Aim of the task → Within the material below, how many lines carry the word "Clone"? State only the number.

Records →
════════
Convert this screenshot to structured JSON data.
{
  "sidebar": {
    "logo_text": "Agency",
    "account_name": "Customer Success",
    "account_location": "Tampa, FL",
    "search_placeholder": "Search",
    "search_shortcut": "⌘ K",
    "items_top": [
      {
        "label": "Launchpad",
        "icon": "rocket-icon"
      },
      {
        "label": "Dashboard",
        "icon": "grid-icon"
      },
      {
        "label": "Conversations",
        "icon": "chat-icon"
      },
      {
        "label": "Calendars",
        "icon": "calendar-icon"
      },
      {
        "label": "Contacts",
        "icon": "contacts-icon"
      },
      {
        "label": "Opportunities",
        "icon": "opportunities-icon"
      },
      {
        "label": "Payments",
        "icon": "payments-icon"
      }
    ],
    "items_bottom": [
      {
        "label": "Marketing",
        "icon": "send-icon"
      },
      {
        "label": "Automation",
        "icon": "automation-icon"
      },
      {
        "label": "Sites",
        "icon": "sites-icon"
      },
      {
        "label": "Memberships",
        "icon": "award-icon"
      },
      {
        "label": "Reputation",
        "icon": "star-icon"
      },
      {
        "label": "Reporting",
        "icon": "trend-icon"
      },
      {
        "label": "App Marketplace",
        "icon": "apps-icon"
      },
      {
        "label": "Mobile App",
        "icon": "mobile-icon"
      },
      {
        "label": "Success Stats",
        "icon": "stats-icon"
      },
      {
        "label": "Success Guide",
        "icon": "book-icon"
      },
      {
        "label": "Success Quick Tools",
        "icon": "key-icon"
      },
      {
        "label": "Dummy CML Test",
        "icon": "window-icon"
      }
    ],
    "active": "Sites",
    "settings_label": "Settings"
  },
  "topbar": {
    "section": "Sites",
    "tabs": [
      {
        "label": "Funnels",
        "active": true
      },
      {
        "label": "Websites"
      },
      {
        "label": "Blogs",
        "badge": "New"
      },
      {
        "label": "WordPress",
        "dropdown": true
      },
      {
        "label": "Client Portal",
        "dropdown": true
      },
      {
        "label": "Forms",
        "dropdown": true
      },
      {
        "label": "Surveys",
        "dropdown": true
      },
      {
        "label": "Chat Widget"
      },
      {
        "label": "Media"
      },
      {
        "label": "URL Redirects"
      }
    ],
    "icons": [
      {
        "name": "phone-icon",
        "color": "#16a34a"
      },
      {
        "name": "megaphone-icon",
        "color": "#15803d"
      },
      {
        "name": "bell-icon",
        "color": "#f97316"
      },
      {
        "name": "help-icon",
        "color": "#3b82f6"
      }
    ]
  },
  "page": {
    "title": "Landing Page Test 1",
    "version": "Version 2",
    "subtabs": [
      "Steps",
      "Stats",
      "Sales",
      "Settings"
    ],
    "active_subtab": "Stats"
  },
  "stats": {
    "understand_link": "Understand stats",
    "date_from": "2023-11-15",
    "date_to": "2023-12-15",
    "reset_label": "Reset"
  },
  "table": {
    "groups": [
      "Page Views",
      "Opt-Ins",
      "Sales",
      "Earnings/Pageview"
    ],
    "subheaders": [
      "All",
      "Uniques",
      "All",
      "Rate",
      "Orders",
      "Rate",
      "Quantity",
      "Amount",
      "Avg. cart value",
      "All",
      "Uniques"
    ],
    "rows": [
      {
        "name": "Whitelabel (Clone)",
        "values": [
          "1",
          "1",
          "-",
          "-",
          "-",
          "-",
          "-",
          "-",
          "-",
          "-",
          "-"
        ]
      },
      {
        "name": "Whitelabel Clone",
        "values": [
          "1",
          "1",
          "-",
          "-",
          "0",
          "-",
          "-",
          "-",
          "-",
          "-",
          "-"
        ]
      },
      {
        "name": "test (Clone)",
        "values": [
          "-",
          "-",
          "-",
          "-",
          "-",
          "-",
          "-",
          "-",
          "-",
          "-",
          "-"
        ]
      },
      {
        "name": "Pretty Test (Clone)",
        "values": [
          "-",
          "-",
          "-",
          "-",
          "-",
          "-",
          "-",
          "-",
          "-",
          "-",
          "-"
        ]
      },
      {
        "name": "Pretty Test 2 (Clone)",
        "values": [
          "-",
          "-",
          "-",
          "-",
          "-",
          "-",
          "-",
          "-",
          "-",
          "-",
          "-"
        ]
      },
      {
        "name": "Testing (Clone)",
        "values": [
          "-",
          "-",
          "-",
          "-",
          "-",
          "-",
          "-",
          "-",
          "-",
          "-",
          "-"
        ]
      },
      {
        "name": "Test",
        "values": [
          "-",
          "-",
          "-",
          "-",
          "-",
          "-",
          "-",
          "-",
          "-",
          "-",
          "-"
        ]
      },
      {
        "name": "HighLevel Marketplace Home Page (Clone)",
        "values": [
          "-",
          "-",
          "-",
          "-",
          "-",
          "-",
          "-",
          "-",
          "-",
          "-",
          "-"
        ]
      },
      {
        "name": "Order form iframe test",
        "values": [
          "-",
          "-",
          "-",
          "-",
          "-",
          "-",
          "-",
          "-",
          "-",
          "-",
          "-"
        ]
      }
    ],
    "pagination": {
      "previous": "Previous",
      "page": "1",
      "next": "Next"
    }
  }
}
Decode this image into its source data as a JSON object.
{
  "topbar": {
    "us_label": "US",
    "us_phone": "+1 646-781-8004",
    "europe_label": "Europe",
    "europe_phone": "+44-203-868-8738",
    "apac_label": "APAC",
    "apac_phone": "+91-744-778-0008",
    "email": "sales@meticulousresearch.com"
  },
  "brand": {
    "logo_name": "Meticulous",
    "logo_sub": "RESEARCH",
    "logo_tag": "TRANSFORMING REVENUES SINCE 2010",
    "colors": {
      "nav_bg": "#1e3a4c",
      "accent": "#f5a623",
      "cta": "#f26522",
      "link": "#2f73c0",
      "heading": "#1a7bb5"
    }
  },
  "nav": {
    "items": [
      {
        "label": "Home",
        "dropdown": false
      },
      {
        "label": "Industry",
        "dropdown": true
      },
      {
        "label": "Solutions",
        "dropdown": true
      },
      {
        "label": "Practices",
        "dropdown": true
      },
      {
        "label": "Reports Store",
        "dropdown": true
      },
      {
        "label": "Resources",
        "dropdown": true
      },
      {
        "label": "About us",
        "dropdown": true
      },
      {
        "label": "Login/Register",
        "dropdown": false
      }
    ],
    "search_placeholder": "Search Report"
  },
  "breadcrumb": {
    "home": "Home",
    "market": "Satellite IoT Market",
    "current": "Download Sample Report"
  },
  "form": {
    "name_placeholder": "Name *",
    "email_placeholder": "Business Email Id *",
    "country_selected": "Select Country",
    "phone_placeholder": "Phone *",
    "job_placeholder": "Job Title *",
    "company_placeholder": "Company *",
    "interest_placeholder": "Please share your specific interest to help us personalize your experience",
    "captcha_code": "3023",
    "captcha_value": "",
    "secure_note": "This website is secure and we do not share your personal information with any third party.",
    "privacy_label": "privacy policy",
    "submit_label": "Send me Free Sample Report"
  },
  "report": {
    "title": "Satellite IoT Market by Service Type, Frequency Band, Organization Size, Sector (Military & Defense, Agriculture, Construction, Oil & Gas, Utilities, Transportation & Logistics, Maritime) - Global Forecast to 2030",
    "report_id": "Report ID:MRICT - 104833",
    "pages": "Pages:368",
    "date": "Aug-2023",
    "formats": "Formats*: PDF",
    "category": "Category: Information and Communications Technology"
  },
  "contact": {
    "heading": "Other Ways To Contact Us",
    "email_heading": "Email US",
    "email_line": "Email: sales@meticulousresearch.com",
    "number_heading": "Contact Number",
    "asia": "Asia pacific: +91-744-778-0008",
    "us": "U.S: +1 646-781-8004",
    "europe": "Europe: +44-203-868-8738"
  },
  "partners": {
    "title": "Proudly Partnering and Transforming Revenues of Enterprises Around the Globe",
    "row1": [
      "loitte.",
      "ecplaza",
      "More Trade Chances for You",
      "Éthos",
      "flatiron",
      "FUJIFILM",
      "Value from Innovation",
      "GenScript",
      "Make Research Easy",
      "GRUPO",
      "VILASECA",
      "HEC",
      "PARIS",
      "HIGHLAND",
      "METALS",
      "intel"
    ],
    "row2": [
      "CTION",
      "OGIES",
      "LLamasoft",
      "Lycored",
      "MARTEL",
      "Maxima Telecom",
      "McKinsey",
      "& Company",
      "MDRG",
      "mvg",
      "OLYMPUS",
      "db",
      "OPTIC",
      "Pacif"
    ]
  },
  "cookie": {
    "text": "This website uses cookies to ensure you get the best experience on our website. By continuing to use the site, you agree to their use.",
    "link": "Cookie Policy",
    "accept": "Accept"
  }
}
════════
Finished exercise → 7